I chose Indian fare; Garlic Naan, Chicken Marsala and a fried Dall. All were extraordinarily delicious. The spice mix for the marsala left me gasping but it was certainly one of the deepest and richest blends I’ve ever had. Will I eat there again? Will I! All that sumptuous feast cost about AUS$10!

After that I wandered down Sukhumvit Road. There were all manner of people plying their various trades along the pavement; hawkers selling all manner of goods, hustlers selling all manner of pleasures, beggars with their bowls, girls smiling and saying “Hello, handsome man” (must’ve been someone behind me… ), you get the picture. I bought myself my Genuine Fake Rolex, as well as a Genuine Fake Bvlgari Watch and a Genuine Fake Prada Wallet. I think I’m turning Japanese. We’ll see how long these last if they make it back through Customs. They certainly looked and felt real to me (coz I am such an expert on these things…).

I ended up near the neon-lit entrance to Soi Cowboy – a collection of girly-bars just off the main drag. I wandered past all the bars (which was quite easy to do – the stories of people being dragged inside weren’t true) and ended up at the Irish-style pub down the end run by a Dutchman! I read The Bangkok Post from cover to cover while disposing of a pint of Guinness. That was a very good way to spend a couple of hours!

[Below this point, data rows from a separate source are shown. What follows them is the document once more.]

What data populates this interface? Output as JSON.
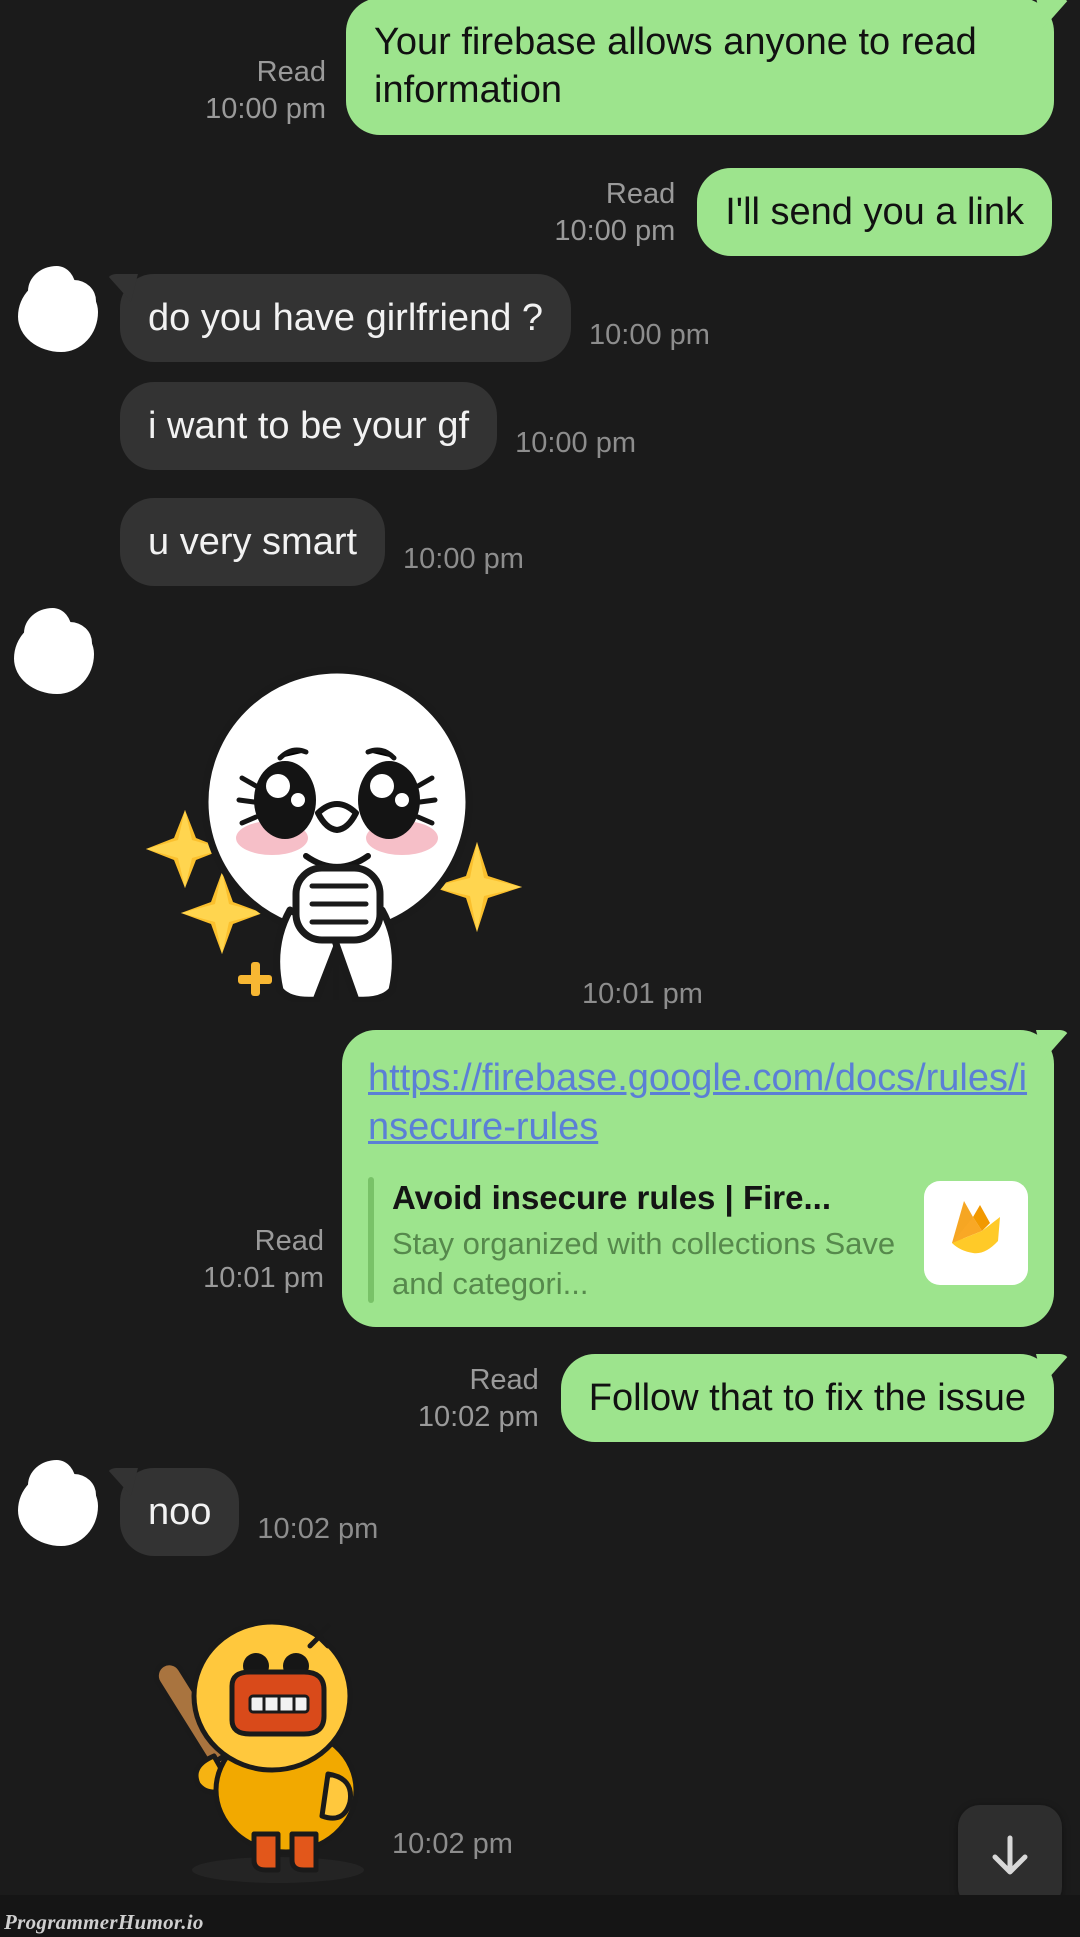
{
  "theme": {
    "background": "#1b1b1b",
    "outgoing_bubble": "#9de48d",
    "incoming_bubble": "#333333",
    "outgoing_text": "#111111",
    "incoming_text": "#f2f2f2",
    "meta_text": "#9a9a9a",
    "link_color": "#5b7fd6",
    "preview_accent": "#79c268",
    "preview_desc": "#56894c"
  },
  "labels": {
    "read": "Read"
  },
  "messages": [
    {
      "id": "msg-firebase-warning",
      "direction": "outgoing",
      "text": "Your firebase allows anyone to read information",
      "status": "Read",
      "time": "10:00 pm"
    },
    {
      "id": "msg-send-link",
      "direction": "outgoing",
      "text": "I'll send you a link",
      "status": "Read",
      "time": "10:00 pm"
    },
    {
      "id": "msg-girlfriend",
      "direction": "incoming",
      "text": "do you have girlfriend  ?",
      "time": "10:00 pm"
    },
    {
      "id": "msg-be-your-gf",
      "direction": "incoming",
      "text": "i want to be your gf",
      "time": "10:00 pm"
    },
    {
      "id": "msg-very-smart",
      "direction": "incoming",
      "text": "u very smart",
      "time": "10:00 pm"
    },
    {
      "id": "msg-sticker-shy",
      "direction": "incoming",
      "type": "sticker",
      "sticker": "cony-shy-sparkle-sticker",
      "time": "10:01 pm"
    },
    {
      "id": "msg-link-preview",
      "direction": "outgoing",
      "type": "link",
      "url": "https://firebase.google.com/docs/rules/insecure-rules",
      "preview": {
        "title": "Avoid insecure rules | Fire...",
        "description": "Stay organized with collections Save and categori...",
        "thumbnail": "firebase-logo-icon"
      },
      "status": "Read",
      "time": "10:01 pm"
    },
    {
      "id": "msg-follow-that",
      "direction": "outgoing",
      "text": "Follow that to fix the issue",
      "status": "Read",
      "time": "10:02 pm"
    },
    {
      "id": "msg-noo",
      "direction": "incoming",
      "text": "noo",
      "time": "10:02 pm"
    },
    {
      "id": "msg-sticker-angry-duck",
      "direction": "incoming",
      "type": "sticker",
      "sticker": "sally-duck-baseball-bat-sticker",
      "time": "10:02 pm"
    }
  ],
  "controls": {
    "scroll_to_bottom": "arrow-down-icon"
  },
  "watermark": {
    "text": "ProgrammerHumor.io"
  }
}
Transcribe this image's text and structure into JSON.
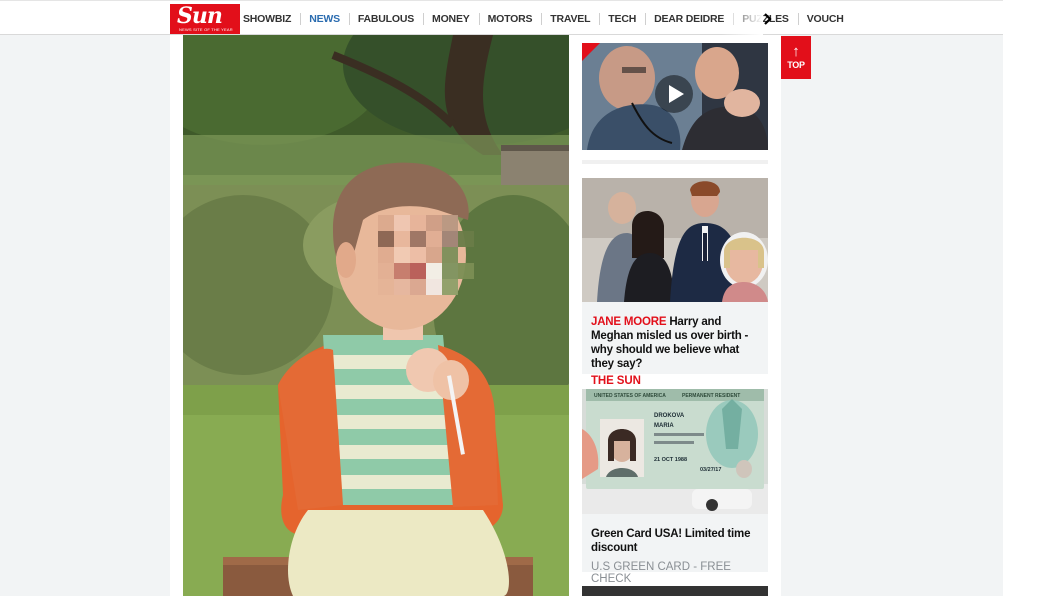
{
  "brand": {
    "logo_the": "THE",
    "logo_name": "Sun",
    "logo_tagline": "NEWS SITE OF THE YEAR"
  },
  "nav": {
    "items": [
      "SHOWBIZ",
      "NEWS",
      "FABULOUS",
      "MONEY",
      "MOTORS",
      "TRAVEL",
      "TECH",
      "DEAR DEIDRE",
      "PUZZLES",
      "VOUCH"
    ],
    "active": "NEWS",
    "more_icon": "chevron-right-icon"
  },
  "sidebar": {
    "video_card": {
      "icon": "play-icon"
    },
    "story": {
      "kicker": "JANE MOORE",
      "headline": " Harry and Meghan misled us over birth - why should we believe what they say?",
      "source": "THE SUN"
    },
    "ad": {
      "headline": "Green Card USA! Limited time discount",
      "source": "U.S GREEN CARD - FREE CHECK",
      "card_texts": [
        "UNITED STATES OF AMERICA",
        "PERMANENT RESIDENT",
        "DROKOVA",
        "MARIA",
        "21 OCT 1988",
        "03/27/17"
      ]
    }
  },
  "top_button": {
    "label": "TOP",
    "icon": "arrow-up-icon"
  },
  "colors": {
    "brand_red": "#e20f1a",
    "nav_active": "#2b6cb0",
    "sidebar_bg": "#f2f4f5",
    "source_grey": "#8a8f94"
  }
}
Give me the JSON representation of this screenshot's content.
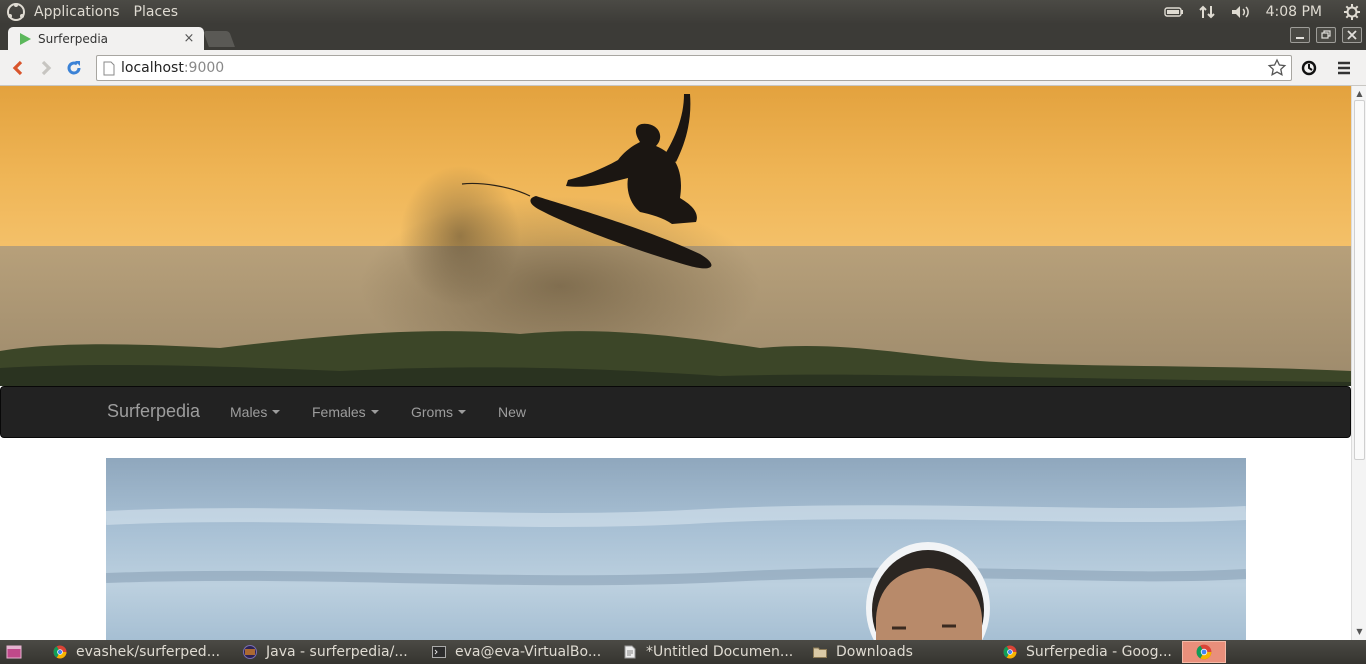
{
  "top_panel": {
    "menu": [
      "Applications",
      "Places"
    ],
    "clock": "4:08 PM"
  },
  "browser": {
    "tab_title": "Surferpedia",
    "tab_close": "×",
    "url_host": "localhost",
    "url_port": ":9000"
  },
  "site": {
    "brand": "Surferpedia",
    "nav": [
      {
        "label": "Males",
        "dropdown": true
      },
      {
        "label": "Females",
        "dropdown": true
      },
      {
        "label": "Groms",
        "dropdown": true
      },
      {
        "label": "New",
        "dropdown": false
      }
    ]
  },
  "taskbar": {
    "tasks": [
      {
        "label": "evashek/surferped...",
        "icon": "chrome-icon"
      },
      {
        "label": "Java - surferpedia/...",
        "icon": "eclipse-icon"
      },
      {
        "label": "eva@eva-VirtualBo...",
        "icon": "terminal-icon"
      },
      {
        "label": "*Untitled Documen...",
        "icon": "text-editor-icon"
      },
      {
        "label": "Downloads",
        "icon": "folder-icon"
      },
      {
        "label": "Surferpedia - Goog...",
        "icon": "chrome-icon"
      }
    ]
  },
  "colors": {
    "navbar_bg": "#222222",
    "navbar_text": "#9d9d9d",
    "panel_bg": "#3c3b37"
  }
}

The stalls were starting to be packed up as I wandered back to the hotel. I got a few more smiles and offers from the girls, the touts and tuk-tuk drivers, but it was time for bed.